Bill Targets Investors' Tax Exemptions

A bill passed by the State Duma last week is set to abolish tax exemptions enjoyed by Russian charitable organizations and foreign investors alike, analysts said Monday.


The bill, which passed Friday with 332 votes, aims to cancel all exemptions on paying import tax, value-added tax and excise duty that have been obtained by government order or presidential decree.


The bill, which had been rejected by the Federation Council earlier in the month, now needs only President Boris Yeltsin's signature to become law.


But analysts said the president is likely to veto the bill.


Mikhail Delyagin, an economist with the president's analytical center, called the law "absurd" and said it could kill foreign investment in Russia.


A limited number of foreign investors last month were granted a 50 percent break on customs duties on certain imported goods, excluding alcohol and tobacco, under a Yeltsin decree that would be revoked by the Duma law. Manufacturing joint ventures worth more than $100 million and with a foreign stake of at least $10 million were eligible for the break, which local executives said would benefit few firms.


Many Russian charitable organizations have benefitted from another presidential decree, in December 1993, exempting them from the state levies. The breaks were granted to allow the organizations to raise money to fund domestic projects.


Sergei Zhukov, a spokesman for the Duma's budget committee, said Monday the law could raise an extra 3 trillion rubles ($680 million) for the budget and could hardly be a real threat to foreign investment.


"We are speaking only about a few big companies which got special exemption from the president. The law mostly deals with social organizations -- veterans, sports, invalids and so on," Zhukov said.


"The budget is losing huge sums of money because of these unjustified exemptions. It is unacceptable in the present economic situation."

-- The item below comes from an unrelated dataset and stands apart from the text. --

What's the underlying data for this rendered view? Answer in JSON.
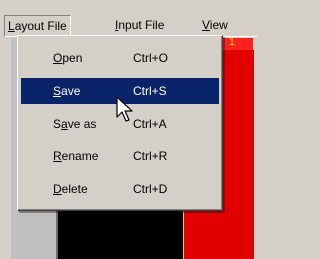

According to Izvestia, exemptions for veterans, sports, invalids and other organizations have cost Russia millions of dollars in lost revenues.


The International Monetary fund and other lenders have urged Russia to raise budget revenues by getting rid of such exemptions as a measure toward reining in the country's budget deficit, which is currently running at more than 10 percent of gross domestic product.